Let’s say something goes wrong…

The pessimist quickly denounces the event as more proof that people are untrustworthy or the world is unfair. He tells himself the familiar story this is another unfair setback he will likely not be able to overcome. The pessimist’s thought process or “attributional style” does him in. If he believes the setback can’t be overcome, or that he’ll get more depressed by trying, he’ll avoid the problem altogether. Not doing anything about the problem makes the problem worse, which reinforces the pessimist’s belief that he is doomed to suffer failure in the situation. The pessimist feels it’s hopeless to try to solve the problem or change it in a significant way, and hence he feels hopeless.

A sense of hopelessness fuels depression. And so… the more hopeless the person becomes the more depressed he/she will be.

On the other hand, an optimist will tend to view the same problem in a more productive light. He/she may think of the problem as a challenge to be overcome, and may look for positive aspects of the problem (although they may seem hidden at first). The optimist gets down to work trying to solve the problem, which gives him/her a sense of control. Instead of thinking depressing thoughts, he/she thinks in a way that resists depression.

Let’s talk about how to remain optimistic in a pessimistic world. If we are creative and determined, we can weather most storms pretty well… and, if we use reframing, one of the most important skills used by optimists to keep the upper hand and avoid getting depressed, we have the power to gain the upper hand over adversity.

Case Example

After three years of law school, a woman took the bar exam and failed it. She came to me for help with her depression. She was depressed because she would have to take the “horrible exam” over, and she felt like a failure. Her depression was ill-affecting her marriage. Further, she told me she wasn’t sure she could ever pass the test. She sank into a deep depression because she felt she had squandered three years of her life in law school, all for nothing.

How was she framing the event? Quite pessimistically!

Naturally, she was disappointed and upset with herself. And she was expecting the worst. Yet if she would be able to learn to view the event in a more positive and hopeful light, there would be hope. But how?

A Happier Plan

I encouraged my discouraged client to think differently about her “failure” and to see it as a possible success. She laughed at first. How could the worst failure of her life be considered a success?

Well, let’s find a way, I told her. Failing the exam could actually help you to be more successful, if you play your cards right!

But how?

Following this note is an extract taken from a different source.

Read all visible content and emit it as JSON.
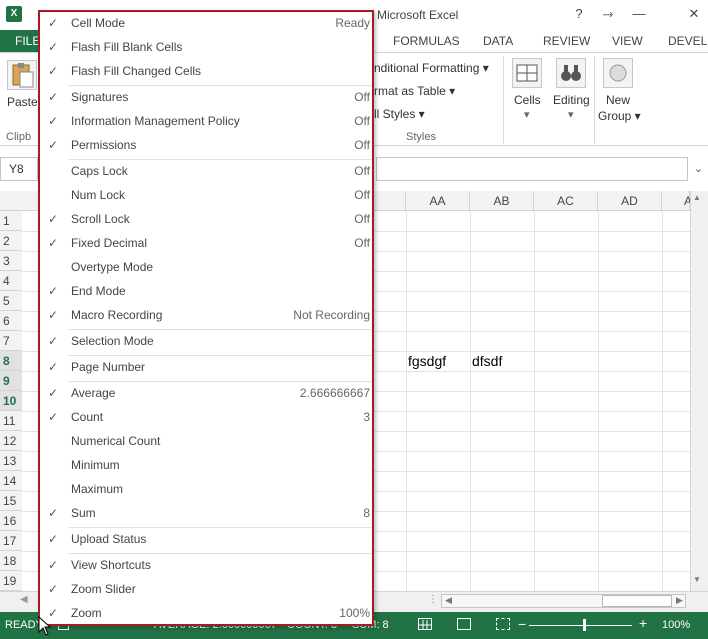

Because you’ll take the exam again, and this time you’ll be more than ready for it. You’ll have time to review your study materials and learn the subject matter better than ever. You’ll not only pass the exam, but you’ll master the material, which will make you a better lawyer!

In other words, Failing the test may turn out to be the best thing that ever happened for your career.

Well, she wanted to believe me, but it wasn’t easy. Then she took a deep breath and tried to view the failure in less catastrophic terms. She began to realize it was a temporary setback. So things were looking up. Note: We feel more depressed if we think a defeat is permanent. If we view it as temporary, we feel better about it. Most dark situations can be temporary. But either way, we can still be in charge of our reaction to an event. That gives us potential power over the event. Believing you have power is very important.

What happened?

In the end, my client was able to develop a positive mind-set, and she began to study for her re-test in an enthusiastic fashion. She learned the material better than ever. And she passed the test with flying colors! How happy she was!

Later on… she told me she was actually glad she had failed the first time… because she wasn’t ready to practice law before. Now she felt good about herself, her knowledge and skills!

By reframing the event, my client was able to relieve her depression and ultimately replace it with elation. And she had learned an important lesson about the power of reframing a bad situation into a good one. She had discovered the art of mental alchemy, of turning base metal into pure gold, of turning problems into opportunities.

Don’t let your problems intimidate you. Problems can almost always be solved. And they can actually make us happier, for by solving them we become stronger… and we gain a sense of fulfillment and success by overcoming.

To Sum It All Up

You can be happier and decrease your depression by employing the techniques of optimism. The skill of reframing can help you to get the upper hand over all kinds of problems. You’ll discover the art of happiness, and you’ll be stronger and happier in all you do.



Source by Richard Hamon